What those vintage photographs don’t show is the vibrant community that has evolved within Cubberley’s walls since 1990, under the City of Palo Alto’s lease of the campus from the Palo Alto School District.
The 35-acre center provides space to about 130 community groups and artists. On any given day, the campus is bustling with everything from after-school programs and sports games to dance lessons and music classes.
Slideshow: The Groups at Cubberley
Artist Servane Briand specializes in book art and printmaking in the space she leases with another artist, one of 24 art studios at Cubberley.
Most of her work has a natural twist to it: She uses beeswax as a coating and painting tool and works frequently in solar etching, in which she exposes a drawing to the sun on a polymer plate and then develops her etching using a traditional process.
Before moving to Cubberley three years ago, Briand worked in her bedroom.

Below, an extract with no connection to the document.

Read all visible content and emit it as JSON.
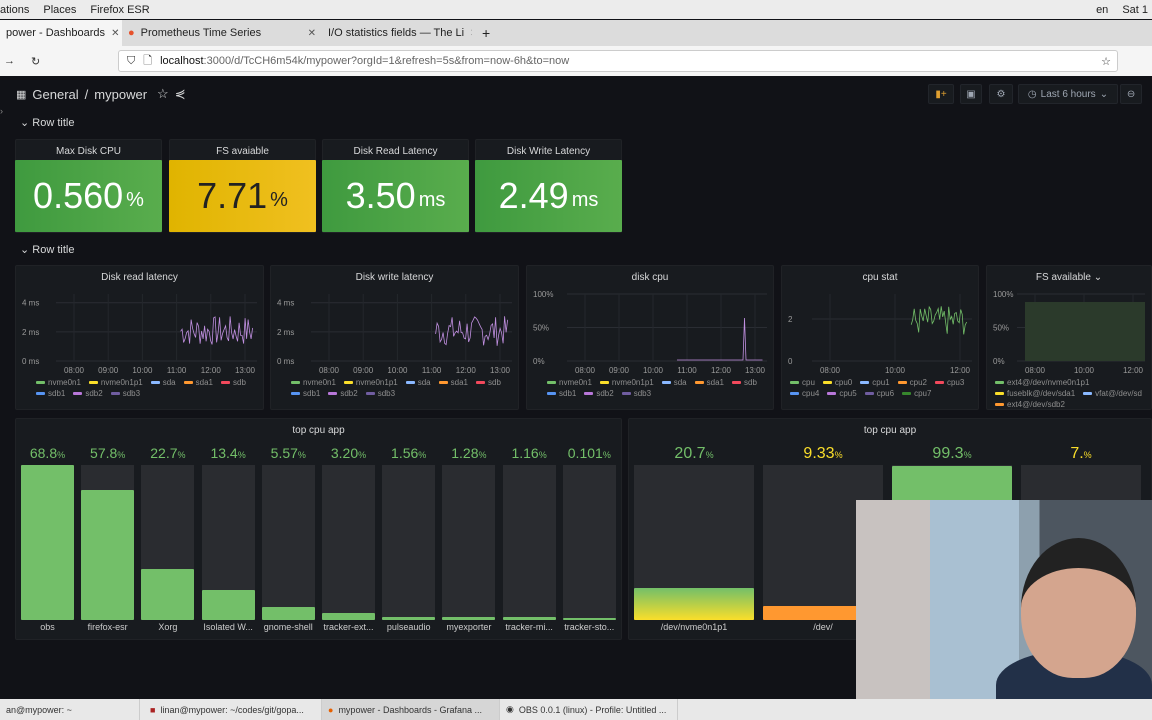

“Cubberley has allowed me to work on bigger scale, to do projects that are more sophisticated,” she said, “partly because of the space, because you can lift things around and manipulate more, partly because I can have equipment, which I couldn’t have in my bedroom.”
Sharing a space also has provided her the opportunity to collaborate with her studio partner, she added.
“We acquire and share equipment and then inspire and influence each other, so that’s also been very good,” Briand said.
For Palo Alto Vineyard Church, one of three churches operating at Cubberley, the need for more space is what initially prompted the organization to move from its home at Mitchell Park Community Center 30 years ago.
Lead Pastor Susan Van Riesen said the church has gained much more than just space since relocating to Cubberley.
“A number of years ago, when they still had a number of homeless folks living at Cubberley, a lot of those folks came to our services. Some of them are still a part of our community. It has enabled us to be a more diverse congregation,” Van Riesen said.
Lori Rock, instructor and host for the weekly Senior Friendship Day program, which provides seniors the opportunity to socialize, have lunch and participate in language-learning classes, line-dancing and an exercise class operated by Stanford University, said her program also has benefited since moving from Lucie Stern Community Center to Cubberley in search of more space four years ago.
The program has gained more space, more parking spots and better access to public transportation — things that have attracted more program participants, she said.
Ollia Yenikomshian, executive director of the oldest program at Cubberley — the nonprofit Children’s Pre-school Center — called Cubberley a “hub for nonprofits.” Since its founding three decades ago, the preschool has operated in the same location on campus thanks to a rental stipend from the City. Yenikomshian said that under a city provision, nonprofits qualify for reduced rent, which has helped organizations that otherwise would not likely be able to find an affordable space in the community to provide services.
The future of these programs, however, is uncertain as the Palo Alto Unified School District prepares for the possible reopening of the school grounds if needed in the coming years. The City and school district have been working to approve a joint-use master plan by 2020 with the potential to accommodate community services as well as a new school. In June, the city’s Policy and Services Committee voted to support moving ahead with a request for proposal for a consultant, which will be voted on by the Palo Alto City Council in September.
Slideshow: The Geometry of Cubberley
Mike Cobb, former mayor and head of the Cubberley Community Advisory Committee, said he is skeptical about whether the property can accommodate both civic and school uses.
The City, however, cannot afford to not have Cubberley, he added.
“It provides services that Lucie Stern (Community Center) can’t provide, that Mitchell Park doesn’t provide. It’s a really irreplaceable resource in terms of providing resources to the community.”